What you will do.
All of the entries are to be repeated exactly, with no pictures included.

[Component data from apps and pages]

[Start of Attachment]

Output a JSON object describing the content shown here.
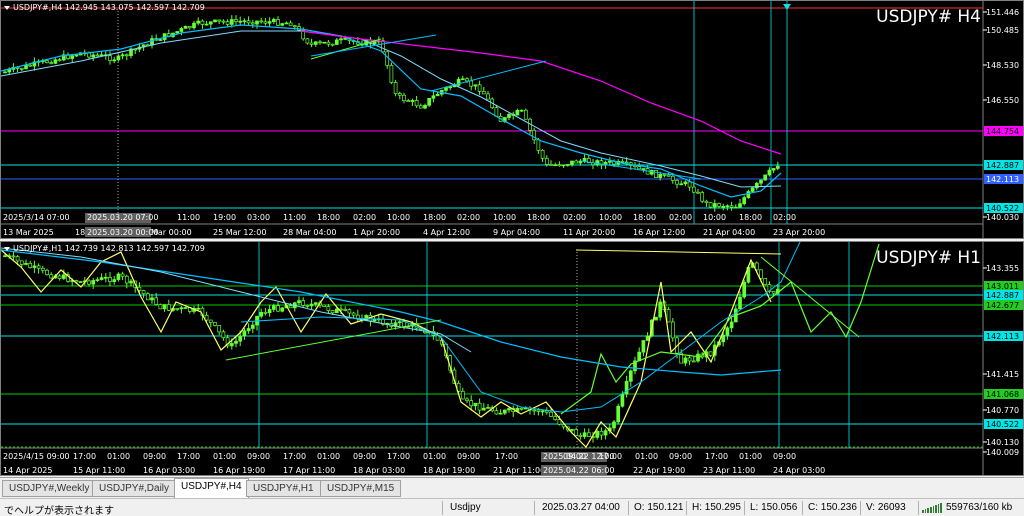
{
  "charts": [
    {
      "id": "top",
      "header": "USDJPY#,H4  142.945 143.075 142.597 142.709",
      "name": "USDJPY# H4",
      "price_labels": [
        {
          "text": "151.446",
          "kind": "axis"
        },
        {
          "text": "150.485",
          "kind": "axis"
        },
        {
          "text": "148.530",
          "kind": "axis"
        },
        {
          "text": "146.550",
          "kind": "axis"
        },
        {
          "text": "144.754",
          "kind": "magenta"
        },
        {
          "text": "142.887",
          "kind": "cyanbox"
        },
        {
          "text": "142.113",
          "kind": "bluebox"
        },
        {
          "text": "140.522",
          "kind": "cyanbox"
        },
        {
          "text": "140.030",
          "kind": "axis"
        }
      ],
      "sub_labels": [
        "2025/3/14 07:00",
        "2025.03.20 07:00",
        "11:00",
        "19:00",
        "03:00",
        "11:00",
        "18:00",
        "02:00",
        "10:00",
        "18:00",
        "02:00",
        "10:00",
        "18:00",
        "02:00",
        "10:00",
        "18:00",
        "02:00",
        "10:00",
        "18:00",
        "02:00"
      ],
      "time_labels": [
        "13 Mar 2025",
        "18",
        "2025.03.20 00:00",
        "Mar 00:00",
        "25 Mar 12:00",
        "28 Mar 04:00",
        "1 Apr 20:00",
        "4 Apr 12:00",
        "9 Apr 04:00",
        "11 Apr 20:00",
        "16 Apr 12:00",
        "21 Apr 04:00",
        "23 Apr 20:00"
      ]
    },
    {
      "id": "bot",
      "header": "USDJPY#,H1  142.739 142.813 142.597 142.709",
      "name": "USDJPY# H1",
      "price_labels": [
        {
          "text": "143.355",
          "kind": "axis"
        },
        {
          "text": "143.011",
          "kind": "greenbox"
        },
        {
          "text": "142.887",
          "kind": "cyanbox"
        },
        {
          "text": "142.677",
          "kind": "greenbox"
        },
        {
          "text": "142.113",
          "kind": "cyanbox"
        },
        {
          "text": "141.415",
          "kind": "axis"
        },
        {
          "text": "141.068",
          "kind": "greenbox"
        },
        {
          "text": "140.770",
          "kind": "axis"
        },
        {
          "text": "140.522",
          "kind": "cyanbox"
        },
        {
          "text": "140.130",
          "kind": "axis"
        },
        {
          "text": "140.009",
          "kind": "axis"
        }
      ],
      "sub_labels": [
        "2025/4/15 09:00",
        "17:00",
        "01:00",
        "09:00",
        "17:00",
        "01:00",
        "09:00",
        "17:00",
        "01:00",
        "09:00",
        "17:00",
        "01:00",
        "09:00",
        "17:00",
        "2025.04.22 12:00",
        "09:00",
        "17:00",
        "01:00",
        "09:00",
        "17:00",
        "01:00",
        "09:00"
      ],
      "time_labels": [
        "14 Apr 2025",
        "15 Apr 11:00",
        "16 Apr 03:00",
        "16 Apr 19:00",
        "17 Apr 11:00",
        "18 Apr 03:00",
        "18 Apr 19:00",
        "21 Apr 11:00",
        "2025.04.22 06:00",
        "22 Apr 19:00",
        "23 Apr 11:00",
        "24 Apr 03:00"
      ]
    }
  ],
  "tabs": [
    {
      "label": "USDJPY#,Weekly",
      "active": false
    },
    {
      "label": "USDJPY#,Daily",
      "active": false
    },
    {
      "label": "USDJPY#,H4",
      "active": true
    },
    {
      "label": "USDJPY#,H1",
      "active": false
    },
    {
      "label": "USDJPY#,M15",
      "active": false
    }
  ],
  "status": {
    "help": "でヘルプが表示されます",
    "profile": "Usdjpy",
    "datetime": "2025.03.27 04:00",
    "open": "O: 150.121",
    "high": "H: 150.295",
    "low": "L: 150.056",
    "close": "C: 150.236",
    "volume": "V: 26093",
    "traffic": "559763/160 kb"
  },
  "colors": {
    "bg": "#000000",
    "bull": "#66ff33",
    "bear": "#000000",
    "ma_fast": "#00bfff",
    "ma_mid": "#7fdcff",
    "ma_slow": "#ff00ff",
    "trend_line": "#66ff33",
    "zigzag": "#ffff66",
    "hline_cyan": "#00e5e5",
    "hline_magenta": "#ff00ff",
    "hline_green": "#00cc00",
    "hline_red": "#ff3030"
  }
}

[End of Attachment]

Output below.
Output a JSON object describing the content shown here.
{
  "charts": [
    {
      "id": "top",
      "header": "USDJPY#,H4  142.945 143.075 142.597 142.709",
      "name": "USDJPY# H4",
      "price_labels": [
        {
          "text": "151.446",
          "kind": "axis"
        },
        {
          "text": "150.485",
          "kind": "axis"
        },
        {
          "text": "148.530",
          "kind": "axis"
        },
        {
          "text": "146.550",
          "kind": "axis"
        },
        {
          "text": "144.754",
          "kind": "magenta"
        },
        {
          "text": "142.887",
          "kind": "cyanbox"
        },
        {
          "text": "142.113",
          "kind": "bluebox"
        },
        {
          "text": "140.522",
          "kind": "cyanbox"
        },
        {
          "text": "140.030",
          "kind": "axis"
        }
      ],
      "sub_labels": [
        "2025/3/14 07:00",
        "2025.03.20 07:00",
        "11:00",
        "19:00",
        "03:00",
        "11:00",
        "18:00",
        "02:00",
        "10:00",
        "18:00",
        "02:00",
        "10:00",
        "18:00",
        "02:00",
        "10:00",
        "18:00",
        "02:00",
        "10:00",
        "18:00",
        "02:00"
      ],
      "time_labels": [
        "13 Mar 2025",
        "18",
        "2025.03.20 00:00",
        "Mar 00:00",
        "25 Mar 12:00",
        "28 Mar 04:00",
        "1 Apr 20:00",
        "4 Apr 12:00",
        "9 Apr 04:00",
        "11 Apr 20:00",
        "16 Apr 12:00",
        "21 Apr 04:00",
        "23 Apr 20:00"
      ]
    },
    {
      "id": "bot",
      "header": "USDJPY#,H1  142.739 142.813 142.597 142.709",
      "name": "USDJPY# H1",
      "price_labels": [
        {
          "text": "143.355",
          "kind": "axis"
        },
        {
          "text": "143.011",
          "kind": "greenbox"
        },
        {
          "text": "142.887",
          "kind": "cyanbox"
        },
        {
          "text": "142.677",
          "kind": "greenbox"
        },
        {
          "text": "142.113",
          "kind": "cyanbox"
        },
        {
          "text": "141.415",
          "kind": "axis"
        },
        {
          "text": "141.068",
          "kind": "greenbox"
        },
        {
          "text": "140.770",
          "kind": "axis"
        },
        {
          "text": "140.522",
          "kind": "cyanbox"
        },
        {
          "text": "140.130",
          "kind": "axis"
        },
        {
          "text": "140.009",
          "kind": "axis"
        }
      ],
      "sub_labels": [
        "2025/4/15 09:00",
        "17:00",
        "01:00",
        "09:00",
        "17:00",
        "01:00",
        "09:00",
        "17:00",
        "01:00",
        "09:00",
        "17:00",
        "01:00",
        "09:00",
        "17:00",
        "2025.04.22 12:00",
        "09:00",
        "17:00",
        "01:00",
        "09:00",
        "17:00",
        "01:00",
        "09:00"
      ],
      "time_labels": [
        "14 Apr 2025",
        "15 Apr 11:00",
        "16 Apr 03:00",
        "16 Apr 19:00",
        "17 Apr 11:00",
        "18 Apr 03:00",
        "18 Apr 19:00",
        "21 Apr 11:00",
        "2025.04.22 06:00",
        "22 Apr 19:00",
        "23 Apr 11:00",
        "24 Apr 03:00"
      ]
    }
  ],
  "tabs": [
    {
      "label": "USDJPY#,Weekly",
      "active": false
    },
    {
      "label": "USDJPY#,Daily",
      "active": false
    },
    {
      "label": "USDJPY#,H4",
      "active": true
    },
    {
      "label": "USDJPY#,H1",
      "active": false
    },
    {
      "label": "USDJPY#,M15",
      "active": false
    }
  ],
  "status": {
    "help": "でヘルプが表示されます",
    "profile": "Usdjpy",
    "datetime": "2025.03.27 04:00",
    "open": "O: 150.121",
    "high": "H: 150.295",
    "low": "L: 150.056",
    "close": "C: 150.236",
    "volume": "V: 26093",
    "traffic": "559763/160 kb"
  },
  "colors": {
    "bg": "#000000",
    "bull": "#66ff33",
    "bear": "#000000",
    "ma_fast": "#00bfff",
    "ma_mid": "#7fdcff",
    "ma_slow": "#ff00ff",
    "trend_line": "#66ff33",
    "zigzag": "#ffff66",
    "hline_cyan": "#00e5e5",
    "hline_magenta": "#ff00ff",
    "hline_green": "#00cc00",
    "hline_red": "#ff3030"
  }
}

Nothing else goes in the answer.